═════ EXERCISE INPUTS
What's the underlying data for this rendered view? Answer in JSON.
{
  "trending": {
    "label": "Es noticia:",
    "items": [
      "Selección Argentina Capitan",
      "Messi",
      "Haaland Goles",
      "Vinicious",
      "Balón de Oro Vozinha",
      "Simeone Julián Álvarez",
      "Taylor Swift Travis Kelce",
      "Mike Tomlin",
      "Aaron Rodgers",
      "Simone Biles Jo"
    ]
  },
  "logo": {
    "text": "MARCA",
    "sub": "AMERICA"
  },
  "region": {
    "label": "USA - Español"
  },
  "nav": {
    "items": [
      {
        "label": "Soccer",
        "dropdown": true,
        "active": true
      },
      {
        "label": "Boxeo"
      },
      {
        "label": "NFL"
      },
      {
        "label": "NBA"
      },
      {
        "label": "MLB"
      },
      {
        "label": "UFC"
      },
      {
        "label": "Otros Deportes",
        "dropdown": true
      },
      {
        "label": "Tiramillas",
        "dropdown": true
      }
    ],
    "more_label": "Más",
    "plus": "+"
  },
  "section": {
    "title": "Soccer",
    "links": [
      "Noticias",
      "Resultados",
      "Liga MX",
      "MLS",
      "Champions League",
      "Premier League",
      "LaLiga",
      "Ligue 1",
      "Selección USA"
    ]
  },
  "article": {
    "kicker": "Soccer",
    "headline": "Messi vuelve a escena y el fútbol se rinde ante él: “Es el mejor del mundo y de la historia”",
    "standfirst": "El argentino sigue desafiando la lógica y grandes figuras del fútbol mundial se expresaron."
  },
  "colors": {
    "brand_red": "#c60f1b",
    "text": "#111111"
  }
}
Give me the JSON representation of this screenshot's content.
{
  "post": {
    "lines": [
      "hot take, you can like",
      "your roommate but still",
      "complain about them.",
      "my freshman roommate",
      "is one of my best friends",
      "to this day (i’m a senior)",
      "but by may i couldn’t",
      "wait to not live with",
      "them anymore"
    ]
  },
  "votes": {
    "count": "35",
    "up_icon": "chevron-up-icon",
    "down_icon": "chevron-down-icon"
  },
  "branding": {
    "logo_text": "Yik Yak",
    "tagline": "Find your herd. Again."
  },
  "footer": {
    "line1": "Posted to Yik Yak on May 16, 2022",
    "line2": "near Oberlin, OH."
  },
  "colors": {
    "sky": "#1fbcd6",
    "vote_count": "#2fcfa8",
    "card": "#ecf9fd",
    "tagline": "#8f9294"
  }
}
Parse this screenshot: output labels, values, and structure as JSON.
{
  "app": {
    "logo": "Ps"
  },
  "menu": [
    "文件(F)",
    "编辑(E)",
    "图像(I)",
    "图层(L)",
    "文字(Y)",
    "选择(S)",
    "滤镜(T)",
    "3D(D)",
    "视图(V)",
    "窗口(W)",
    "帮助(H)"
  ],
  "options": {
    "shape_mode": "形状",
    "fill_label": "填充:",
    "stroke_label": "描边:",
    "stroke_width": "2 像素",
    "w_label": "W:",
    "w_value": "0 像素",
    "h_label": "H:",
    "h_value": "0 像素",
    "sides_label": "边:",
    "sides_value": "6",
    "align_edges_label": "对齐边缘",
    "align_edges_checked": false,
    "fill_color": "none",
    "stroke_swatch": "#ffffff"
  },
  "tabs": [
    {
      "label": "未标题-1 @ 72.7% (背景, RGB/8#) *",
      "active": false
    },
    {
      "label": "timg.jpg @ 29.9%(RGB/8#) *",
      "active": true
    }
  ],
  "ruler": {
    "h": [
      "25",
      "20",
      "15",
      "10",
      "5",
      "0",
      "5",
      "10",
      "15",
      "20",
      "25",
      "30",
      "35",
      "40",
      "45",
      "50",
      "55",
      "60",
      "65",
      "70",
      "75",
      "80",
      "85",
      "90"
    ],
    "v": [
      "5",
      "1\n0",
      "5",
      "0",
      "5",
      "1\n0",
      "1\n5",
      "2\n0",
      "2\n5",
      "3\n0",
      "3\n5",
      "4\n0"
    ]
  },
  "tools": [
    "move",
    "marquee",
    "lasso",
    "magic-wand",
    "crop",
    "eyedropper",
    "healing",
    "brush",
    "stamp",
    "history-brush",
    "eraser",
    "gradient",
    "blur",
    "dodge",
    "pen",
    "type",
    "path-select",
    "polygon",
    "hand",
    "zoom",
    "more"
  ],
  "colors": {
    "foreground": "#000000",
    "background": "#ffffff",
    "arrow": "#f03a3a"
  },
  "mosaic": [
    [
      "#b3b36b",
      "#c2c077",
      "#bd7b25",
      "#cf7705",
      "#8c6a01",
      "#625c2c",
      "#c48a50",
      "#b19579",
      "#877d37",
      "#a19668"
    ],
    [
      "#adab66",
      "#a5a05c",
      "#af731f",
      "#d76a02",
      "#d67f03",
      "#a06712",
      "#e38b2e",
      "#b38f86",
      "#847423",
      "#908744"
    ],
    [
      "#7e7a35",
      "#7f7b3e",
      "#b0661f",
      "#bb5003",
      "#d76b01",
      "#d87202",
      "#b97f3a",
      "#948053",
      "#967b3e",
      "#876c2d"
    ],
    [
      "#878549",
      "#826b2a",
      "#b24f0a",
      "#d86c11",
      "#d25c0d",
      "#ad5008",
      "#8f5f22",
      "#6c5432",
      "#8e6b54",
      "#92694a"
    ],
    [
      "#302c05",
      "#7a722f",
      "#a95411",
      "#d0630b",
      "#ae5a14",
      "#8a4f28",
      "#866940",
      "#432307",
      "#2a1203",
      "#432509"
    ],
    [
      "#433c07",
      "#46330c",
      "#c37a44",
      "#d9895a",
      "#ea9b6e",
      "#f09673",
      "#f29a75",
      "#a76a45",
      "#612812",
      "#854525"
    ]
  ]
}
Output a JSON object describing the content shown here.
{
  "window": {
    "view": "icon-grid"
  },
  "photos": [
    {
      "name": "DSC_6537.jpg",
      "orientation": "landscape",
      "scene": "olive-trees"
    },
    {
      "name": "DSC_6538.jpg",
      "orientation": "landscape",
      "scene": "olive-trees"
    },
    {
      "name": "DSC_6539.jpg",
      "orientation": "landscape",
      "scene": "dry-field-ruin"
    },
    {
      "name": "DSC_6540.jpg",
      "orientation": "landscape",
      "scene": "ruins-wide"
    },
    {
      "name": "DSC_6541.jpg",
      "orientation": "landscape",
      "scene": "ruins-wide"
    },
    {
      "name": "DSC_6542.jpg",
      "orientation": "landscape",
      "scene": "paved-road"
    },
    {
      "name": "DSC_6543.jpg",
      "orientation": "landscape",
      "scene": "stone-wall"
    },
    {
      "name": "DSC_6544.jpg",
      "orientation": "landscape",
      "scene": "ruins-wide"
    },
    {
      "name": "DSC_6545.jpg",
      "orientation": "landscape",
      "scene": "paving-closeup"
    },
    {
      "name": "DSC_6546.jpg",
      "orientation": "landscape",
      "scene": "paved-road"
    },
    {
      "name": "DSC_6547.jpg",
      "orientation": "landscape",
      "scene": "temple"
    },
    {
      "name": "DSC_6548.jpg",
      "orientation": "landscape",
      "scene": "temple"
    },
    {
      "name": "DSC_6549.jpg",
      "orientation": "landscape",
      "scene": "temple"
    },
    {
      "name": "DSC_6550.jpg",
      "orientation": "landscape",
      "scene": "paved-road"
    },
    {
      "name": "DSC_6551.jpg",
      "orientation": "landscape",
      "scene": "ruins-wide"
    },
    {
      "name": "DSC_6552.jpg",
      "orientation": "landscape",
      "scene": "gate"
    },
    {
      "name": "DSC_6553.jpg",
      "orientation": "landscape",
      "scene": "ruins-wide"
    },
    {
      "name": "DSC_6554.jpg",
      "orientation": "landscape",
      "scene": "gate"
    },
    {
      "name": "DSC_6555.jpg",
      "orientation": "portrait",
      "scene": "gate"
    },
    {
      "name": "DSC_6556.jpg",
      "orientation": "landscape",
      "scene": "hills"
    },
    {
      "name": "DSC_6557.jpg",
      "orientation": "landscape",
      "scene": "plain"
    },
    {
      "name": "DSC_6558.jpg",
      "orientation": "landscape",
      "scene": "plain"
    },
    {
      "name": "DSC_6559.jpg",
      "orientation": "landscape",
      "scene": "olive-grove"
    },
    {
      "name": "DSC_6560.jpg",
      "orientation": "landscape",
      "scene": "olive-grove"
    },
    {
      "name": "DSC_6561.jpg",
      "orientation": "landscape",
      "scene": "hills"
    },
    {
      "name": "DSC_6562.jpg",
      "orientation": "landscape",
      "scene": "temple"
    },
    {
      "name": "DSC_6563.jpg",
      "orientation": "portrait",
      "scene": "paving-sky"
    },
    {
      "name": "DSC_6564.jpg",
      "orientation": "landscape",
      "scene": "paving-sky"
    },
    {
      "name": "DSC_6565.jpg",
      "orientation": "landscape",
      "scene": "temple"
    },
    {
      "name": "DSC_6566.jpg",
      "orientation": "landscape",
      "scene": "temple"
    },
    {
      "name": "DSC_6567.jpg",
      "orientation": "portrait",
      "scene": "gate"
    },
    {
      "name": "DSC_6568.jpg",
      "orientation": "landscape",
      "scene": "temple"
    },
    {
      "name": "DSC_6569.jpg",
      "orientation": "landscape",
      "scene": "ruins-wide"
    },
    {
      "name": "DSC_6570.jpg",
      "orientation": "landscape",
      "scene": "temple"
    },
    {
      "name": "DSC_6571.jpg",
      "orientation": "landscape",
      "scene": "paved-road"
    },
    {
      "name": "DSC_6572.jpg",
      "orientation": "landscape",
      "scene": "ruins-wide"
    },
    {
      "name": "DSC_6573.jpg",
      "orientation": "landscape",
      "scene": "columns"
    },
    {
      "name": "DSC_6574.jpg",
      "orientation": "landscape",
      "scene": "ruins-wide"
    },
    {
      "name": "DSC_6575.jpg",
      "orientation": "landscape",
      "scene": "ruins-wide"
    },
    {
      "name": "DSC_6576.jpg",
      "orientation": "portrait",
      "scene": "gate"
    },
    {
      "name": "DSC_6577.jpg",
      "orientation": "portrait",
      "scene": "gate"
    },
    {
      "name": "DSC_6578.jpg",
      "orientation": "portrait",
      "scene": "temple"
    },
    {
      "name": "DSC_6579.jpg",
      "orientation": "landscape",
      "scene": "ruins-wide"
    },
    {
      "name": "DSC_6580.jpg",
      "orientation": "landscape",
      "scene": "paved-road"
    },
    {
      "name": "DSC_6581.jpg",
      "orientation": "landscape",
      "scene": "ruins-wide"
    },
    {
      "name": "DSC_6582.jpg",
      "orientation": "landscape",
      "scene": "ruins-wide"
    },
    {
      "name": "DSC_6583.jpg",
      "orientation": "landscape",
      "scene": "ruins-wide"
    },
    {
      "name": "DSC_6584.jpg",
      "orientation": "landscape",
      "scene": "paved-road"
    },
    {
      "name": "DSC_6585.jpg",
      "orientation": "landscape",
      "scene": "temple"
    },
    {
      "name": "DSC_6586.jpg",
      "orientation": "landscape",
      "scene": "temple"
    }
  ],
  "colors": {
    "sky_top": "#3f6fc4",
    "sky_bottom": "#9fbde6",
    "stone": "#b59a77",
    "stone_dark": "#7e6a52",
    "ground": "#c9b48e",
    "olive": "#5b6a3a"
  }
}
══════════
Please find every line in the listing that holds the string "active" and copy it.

### RESULT
        "active": true
      "active": false
      "active": true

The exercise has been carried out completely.